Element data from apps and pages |
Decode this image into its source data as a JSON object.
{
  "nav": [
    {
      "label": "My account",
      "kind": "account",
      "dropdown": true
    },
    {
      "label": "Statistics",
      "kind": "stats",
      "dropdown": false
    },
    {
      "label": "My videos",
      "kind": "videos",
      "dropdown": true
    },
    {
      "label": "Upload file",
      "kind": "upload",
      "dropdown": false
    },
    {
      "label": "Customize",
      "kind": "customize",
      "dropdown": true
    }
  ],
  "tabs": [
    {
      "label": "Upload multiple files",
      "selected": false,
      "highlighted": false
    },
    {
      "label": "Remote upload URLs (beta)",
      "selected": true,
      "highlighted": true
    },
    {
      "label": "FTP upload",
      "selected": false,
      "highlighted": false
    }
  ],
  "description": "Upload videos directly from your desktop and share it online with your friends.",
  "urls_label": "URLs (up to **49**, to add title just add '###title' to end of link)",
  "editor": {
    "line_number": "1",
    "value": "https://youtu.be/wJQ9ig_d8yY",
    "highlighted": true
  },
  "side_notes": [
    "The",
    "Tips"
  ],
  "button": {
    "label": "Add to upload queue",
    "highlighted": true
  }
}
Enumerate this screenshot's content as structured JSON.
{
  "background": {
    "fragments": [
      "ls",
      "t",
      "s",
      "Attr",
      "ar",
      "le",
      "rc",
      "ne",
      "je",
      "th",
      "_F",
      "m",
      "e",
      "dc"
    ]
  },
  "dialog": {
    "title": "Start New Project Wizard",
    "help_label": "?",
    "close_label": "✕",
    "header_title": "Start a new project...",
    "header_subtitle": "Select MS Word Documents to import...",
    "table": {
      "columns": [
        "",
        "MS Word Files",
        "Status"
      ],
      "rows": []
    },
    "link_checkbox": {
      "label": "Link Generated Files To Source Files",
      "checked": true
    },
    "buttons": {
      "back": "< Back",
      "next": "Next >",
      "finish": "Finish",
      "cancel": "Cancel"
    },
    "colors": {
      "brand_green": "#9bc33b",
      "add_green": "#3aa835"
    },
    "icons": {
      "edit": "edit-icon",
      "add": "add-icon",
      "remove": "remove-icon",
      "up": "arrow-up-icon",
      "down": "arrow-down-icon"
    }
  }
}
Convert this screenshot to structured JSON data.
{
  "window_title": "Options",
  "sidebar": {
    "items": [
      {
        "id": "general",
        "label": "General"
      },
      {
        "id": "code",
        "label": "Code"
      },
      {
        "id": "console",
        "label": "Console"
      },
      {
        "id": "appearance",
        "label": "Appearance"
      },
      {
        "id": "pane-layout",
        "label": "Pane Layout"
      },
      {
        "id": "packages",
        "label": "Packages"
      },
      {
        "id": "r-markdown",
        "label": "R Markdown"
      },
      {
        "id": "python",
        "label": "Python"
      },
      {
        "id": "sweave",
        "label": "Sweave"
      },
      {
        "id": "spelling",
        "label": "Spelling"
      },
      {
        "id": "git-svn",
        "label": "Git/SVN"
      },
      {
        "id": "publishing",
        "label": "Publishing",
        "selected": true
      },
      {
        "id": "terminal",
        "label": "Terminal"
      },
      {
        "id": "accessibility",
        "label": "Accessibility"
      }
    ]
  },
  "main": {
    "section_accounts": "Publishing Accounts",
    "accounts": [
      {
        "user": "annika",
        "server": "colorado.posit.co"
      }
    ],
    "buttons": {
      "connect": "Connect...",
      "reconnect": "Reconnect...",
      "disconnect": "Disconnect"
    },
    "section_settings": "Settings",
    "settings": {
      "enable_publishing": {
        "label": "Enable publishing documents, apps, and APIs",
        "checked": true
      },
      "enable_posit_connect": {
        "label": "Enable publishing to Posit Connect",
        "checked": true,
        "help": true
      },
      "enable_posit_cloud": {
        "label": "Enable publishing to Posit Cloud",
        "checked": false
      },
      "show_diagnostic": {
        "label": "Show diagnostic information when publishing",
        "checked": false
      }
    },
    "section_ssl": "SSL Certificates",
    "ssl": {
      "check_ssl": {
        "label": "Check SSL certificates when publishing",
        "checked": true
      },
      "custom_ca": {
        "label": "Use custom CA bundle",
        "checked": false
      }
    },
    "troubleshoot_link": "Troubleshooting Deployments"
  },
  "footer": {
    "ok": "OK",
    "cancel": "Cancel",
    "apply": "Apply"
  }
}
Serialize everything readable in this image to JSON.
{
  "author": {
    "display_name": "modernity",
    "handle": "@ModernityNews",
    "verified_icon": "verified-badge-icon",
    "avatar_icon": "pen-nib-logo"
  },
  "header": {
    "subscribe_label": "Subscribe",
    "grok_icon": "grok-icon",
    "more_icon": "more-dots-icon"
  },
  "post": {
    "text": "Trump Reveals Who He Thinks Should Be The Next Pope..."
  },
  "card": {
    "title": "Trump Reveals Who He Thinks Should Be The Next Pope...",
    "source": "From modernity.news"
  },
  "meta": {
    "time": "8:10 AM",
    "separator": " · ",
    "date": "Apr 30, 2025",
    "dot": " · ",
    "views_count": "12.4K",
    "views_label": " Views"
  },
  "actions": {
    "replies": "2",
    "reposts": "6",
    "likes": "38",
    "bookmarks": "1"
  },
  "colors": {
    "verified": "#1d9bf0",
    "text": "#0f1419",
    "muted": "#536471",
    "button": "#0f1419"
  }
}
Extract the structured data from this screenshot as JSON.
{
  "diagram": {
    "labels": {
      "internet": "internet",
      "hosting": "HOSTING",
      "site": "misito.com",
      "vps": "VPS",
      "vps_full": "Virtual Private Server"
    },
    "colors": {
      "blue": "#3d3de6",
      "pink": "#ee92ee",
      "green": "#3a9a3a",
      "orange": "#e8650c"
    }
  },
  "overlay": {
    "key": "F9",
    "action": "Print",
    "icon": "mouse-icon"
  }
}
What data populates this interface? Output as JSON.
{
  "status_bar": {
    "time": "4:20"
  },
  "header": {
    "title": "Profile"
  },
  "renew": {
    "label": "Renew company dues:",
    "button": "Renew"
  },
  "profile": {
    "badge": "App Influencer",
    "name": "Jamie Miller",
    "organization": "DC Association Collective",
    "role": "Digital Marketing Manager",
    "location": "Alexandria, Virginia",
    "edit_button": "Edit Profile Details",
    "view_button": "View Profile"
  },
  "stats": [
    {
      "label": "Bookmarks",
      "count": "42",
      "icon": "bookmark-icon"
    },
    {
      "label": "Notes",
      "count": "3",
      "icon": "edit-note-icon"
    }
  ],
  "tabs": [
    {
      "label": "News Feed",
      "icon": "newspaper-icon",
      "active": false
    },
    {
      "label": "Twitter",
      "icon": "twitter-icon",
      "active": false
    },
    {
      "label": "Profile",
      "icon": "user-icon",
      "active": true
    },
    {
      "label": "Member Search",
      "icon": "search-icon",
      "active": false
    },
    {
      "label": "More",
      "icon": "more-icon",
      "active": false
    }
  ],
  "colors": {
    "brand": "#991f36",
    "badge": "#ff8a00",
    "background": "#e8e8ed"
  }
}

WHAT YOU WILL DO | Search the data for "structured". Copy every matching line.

RESULT BELOW |
Enumerate this screenshot's content as structured JSON.
Convert this screenshot to structured JSON data.
Extract the structured data from this screenshot as JSON.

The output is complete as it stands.